Sasaki had a strong presence at the Landscape Architecture Foundation (LAF) Summit on Landscape Architecture and the Future in Philadelphia earlier this month, with a good number of Sasaki designers in attendance. This year's summit celebrated the 50th anniversary of the historic "Declaration of Concern," an LAF-penned piece that illustrated the environmental and societal concerns of the day and indicated the invaluable and unique role that landscape architects could play in mitigating these issues.
"Back in 1966, our general disregard for natural resources and environment was a serious problem," says Immediate Past President of the LAF and Sasaki Principal Mark Dawson, FASLA. "In response to the times, the "Declaration of Concern" was penned and LAF was founded. Today, LAF tackles multiple fronts as the professions influence and reach has expanded. This summit in Philadelphia saw the leading practitioners, academics, and authors sharing their observations on the future, and how the LAF can distill this remarkable dialogue into action for the next 50 years."
Sasaki Principal Mark Dawson addresses the Summit attendees. Dawson, former president of the LAF board, continues to serve as a board member.
Sasaki Principal Gina Ford, ASLA, presented "Into an Era of Landscape Humanism" at the summit, looking at the successes of the industry over the past decades while also examining areas where the industry still struggles to have an impact.
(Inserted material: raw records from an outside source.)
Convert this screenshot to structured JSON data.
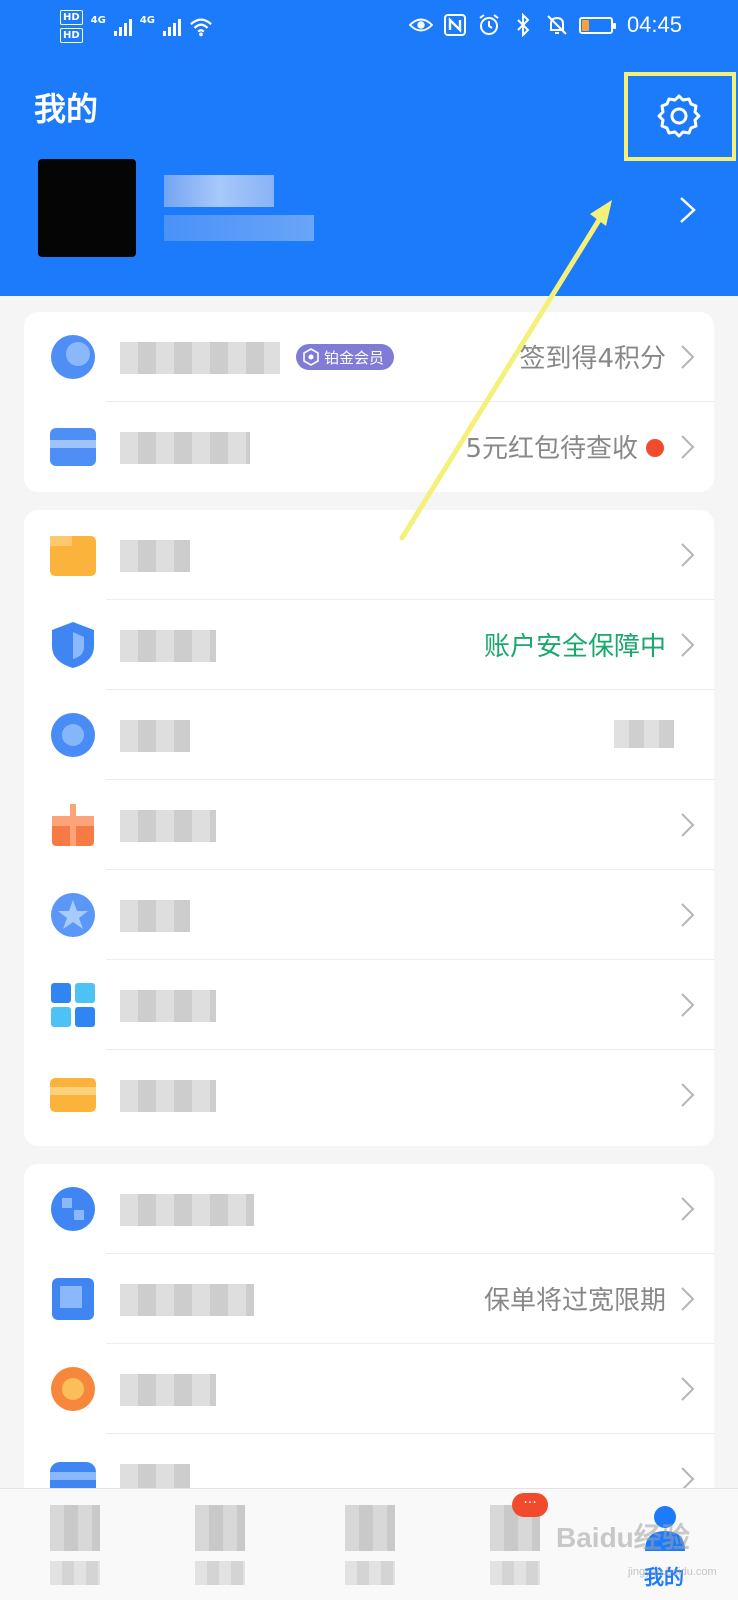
{
  "status_bar": {
    "time": "04:45",
    "network_1": "4G",
    "network_2": "4G",
    "hd_1": "HD",
    "hd_2": "HD"
  },
  "header": {
    "title": "我的"
  },
  "colors": {
    "brand_blue": "#1b7bfa",
    "highlight_yellow": "#f5f07a",
    "safe_green": "#19a86b",
    "red_dot": "#f24a2c",
    "badge_purple": "#7f7bd6"
  },
  "card1": {
    "rows": [
      {
        "icon": "member-icon",
        "badge": "铂金会员",
        "value": "签到得4积分"
      },
      {
        "icon": "wallet-icon",
        "value": "5元红包待查收"
      }
    ]
  },
  "card2": {
    "rows": [
      {
        "icon": "folder-icon",
        "value": ""
      },
      {
        "icon": "shield-icon",
        "value": "账户安全保障中"
      },
      {
        "icon": "service-icon",
        "value": ""
      },
      {
        "icon": "gift-icon",
        "value": ""
      },
      {
        "icon": "star-icon",
        "value": ""
      },
      {
        "icon": "grid-icon",
        "value": ""
      },
      {
        "icon": "card-icon",
        "value": ""
      }
    ]
  },
  "card3": {
    "rows": [
      {
        "icon": "chart-icon",
        "value": ""
      },
      {
        "icon": "insurance-icon",
        "value": "保单将过宽限期"
      },
      {
        "icon": "coupon-icon",
        "value": ""
      },
      {
        "icon": "bank-icon",
        "value": ""
      }
    ]
  },
  "bottom_nav": {
    "active_label": "我的",
    "message_badge": "···"
  },
  "watermark": {
    "text": "Baidu经验",
    "sub": "jingyan.baidu.com"
  }
}
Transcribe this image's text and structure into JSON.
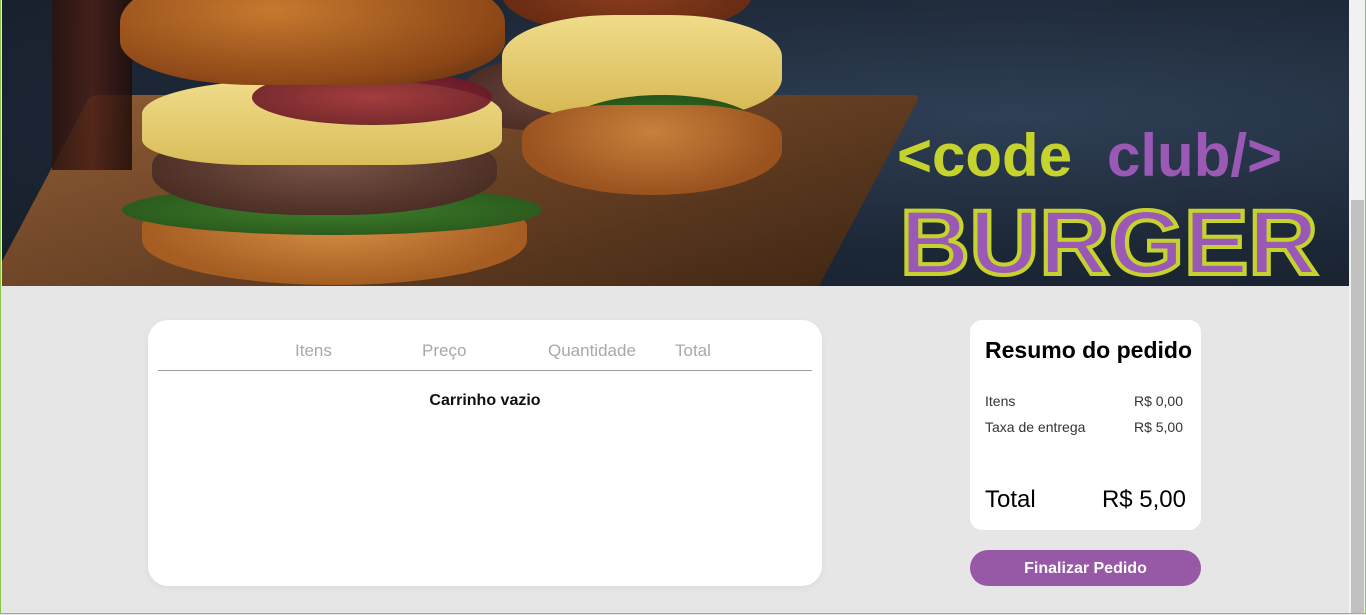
{
  "hero": {
    "logo_line1_part1": "<code",
    "logo_line1_part2": "club/>",
    "logo_line2": "BURGER",
    "colors": {
      "lime": "#c6d32f",
      "purple": "#9b59b6"
    }
  },
  "cart": {
    "headers": [
      "Itens",
      "Preço",
      "Quantidade",
      "Total"
    ],
    "empty_message": "Carrinho vazio"
  },
  "summary": {
    "title": "Resumo do pedido",
    "items_label": "Itens",
    "items_value": "R$ 0,00",
    "delivery_label": "Taxa de entrega",
    "delivery_value": "R$ 5,00",
    "total_label": "Total",
    "total_value": "R$ 5,00"
  },
  "actions": {
    "finish_label": "Finalizar Pedido",
    "finish_color": "#9758a6"
  }
}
Ford's presentation focused on three continuing areas of opportunity for the industry: growing the diversity of the profession, promoting equity through design, and embracing interdisciplinary approaches to addressing resiliency.
Sasaki Principal Gina Ford presents "Into an Era of Landscape Humanism"
Sasaki Creative Director Philip Barash, also in attendance, noted that "so many of the environmental concerns expressed 50 years ago in the "Declaration" remain valid, but concerns—and opportunities—have multiplied as the profession itself has broadened its purview. Landscape architecture participates in discourses of urbanism, culture, diversity, resiliency, globalization, invasive species... the list goes on. It is a mark of the field's success that a single, decisive declaration may not be feasible now, as it was 50 years ago."
Cheers to the next 50 years of landscape architecture's positive impact!
Watch Ford's presentation below, and here to read Ford's "Into an Era of Landscape Humanism," a supplemental essay published in LAF's Landscape Architecture Magazine.